## Work instructions
A single number is required: the count of lines in the records below that contain the word "this".

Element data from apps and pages
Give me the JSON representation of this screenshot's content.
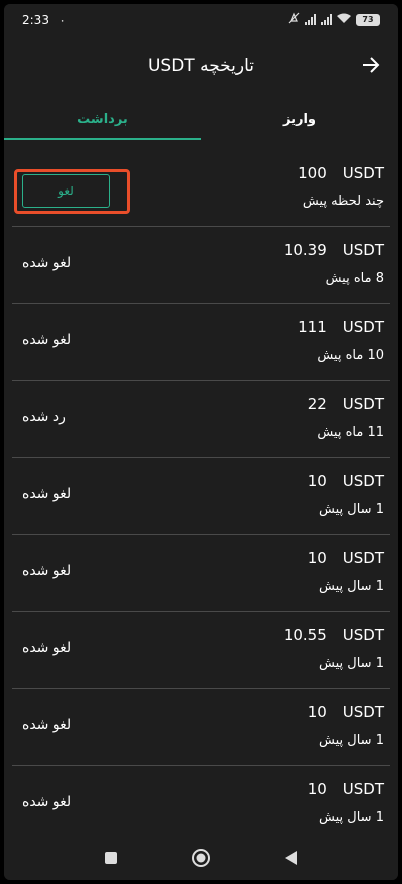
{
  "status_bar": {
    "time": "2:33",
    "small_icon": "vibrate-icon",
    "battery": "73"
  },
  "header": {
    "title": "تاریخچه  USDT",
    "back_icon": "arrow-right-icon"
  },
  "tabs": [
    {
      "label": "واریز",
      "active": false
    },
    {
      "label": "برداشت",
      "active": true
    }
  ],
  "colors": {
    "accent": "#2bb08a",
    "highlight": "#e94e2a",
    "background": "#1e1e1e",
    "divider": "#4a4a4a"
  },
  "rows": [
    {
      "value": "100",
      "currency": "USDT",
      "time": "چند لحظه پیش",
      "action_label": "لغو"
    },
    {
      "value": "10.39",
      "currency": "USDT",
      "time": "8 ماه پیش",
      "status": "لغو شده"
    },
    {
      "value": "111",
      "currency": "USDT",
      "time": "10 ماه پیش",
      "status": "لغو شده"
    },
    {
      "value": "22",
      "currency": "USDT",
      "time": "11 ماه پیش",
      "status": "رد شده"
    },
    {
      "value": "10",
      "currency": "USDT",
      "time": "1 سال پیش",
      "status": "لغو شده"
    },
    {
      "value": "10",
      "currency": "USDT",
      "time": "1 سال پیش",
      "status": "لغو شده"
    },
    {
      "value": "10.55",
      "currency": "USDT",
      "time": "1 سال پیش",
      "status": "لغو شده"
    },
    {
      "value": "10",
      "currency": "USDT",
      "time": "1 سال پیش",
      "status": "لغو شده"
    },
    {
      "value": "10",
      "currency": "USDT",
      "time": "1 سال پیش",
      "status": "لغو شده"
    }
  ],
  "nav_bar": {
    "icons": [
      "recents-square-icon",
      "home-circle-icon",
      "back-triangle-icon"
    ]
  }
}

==

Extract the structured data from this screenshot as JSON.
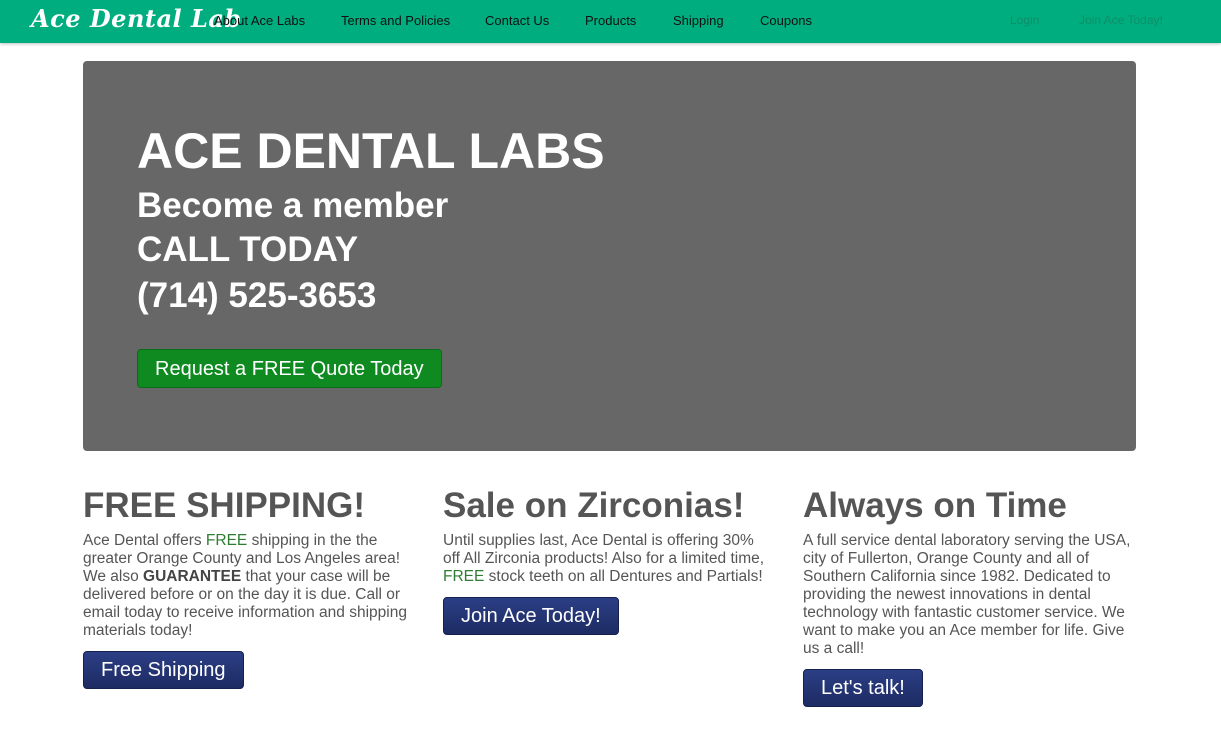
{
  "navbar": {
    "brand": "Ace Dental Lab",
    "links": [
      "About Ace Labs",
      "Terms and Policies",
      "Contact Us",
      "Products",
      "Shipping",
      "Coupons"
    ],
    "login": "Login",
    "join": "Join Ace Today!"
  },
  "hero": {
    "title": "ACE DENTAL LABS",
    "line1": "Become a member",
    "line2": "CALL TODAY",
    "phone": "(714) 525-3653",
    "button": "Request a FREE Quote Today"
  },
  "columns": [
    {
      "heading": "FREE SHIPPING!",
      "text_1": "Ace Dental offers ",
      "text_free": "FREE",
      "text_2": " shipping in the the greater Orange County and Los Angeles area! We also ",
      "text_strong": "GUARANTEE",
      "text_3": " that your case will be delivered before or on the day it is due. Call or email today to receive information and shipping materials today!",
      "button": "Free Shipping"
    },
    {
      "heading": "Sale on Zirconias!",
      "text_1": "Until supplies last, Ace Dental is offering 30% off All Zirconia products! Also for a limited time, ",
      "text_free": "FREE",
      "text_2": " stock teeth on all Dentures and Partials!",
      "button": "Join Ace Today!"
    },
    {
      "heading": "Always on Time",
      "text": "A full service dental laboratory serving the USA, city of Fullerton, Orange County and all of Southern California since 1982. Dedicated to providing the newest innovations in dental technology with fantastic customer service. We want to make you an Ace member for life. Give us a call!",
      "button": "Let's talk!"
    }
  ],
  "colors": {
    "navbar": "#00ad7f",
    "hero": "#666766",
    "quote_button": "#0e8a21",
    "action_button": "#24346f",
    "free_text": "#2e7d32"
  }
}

## Your solution
2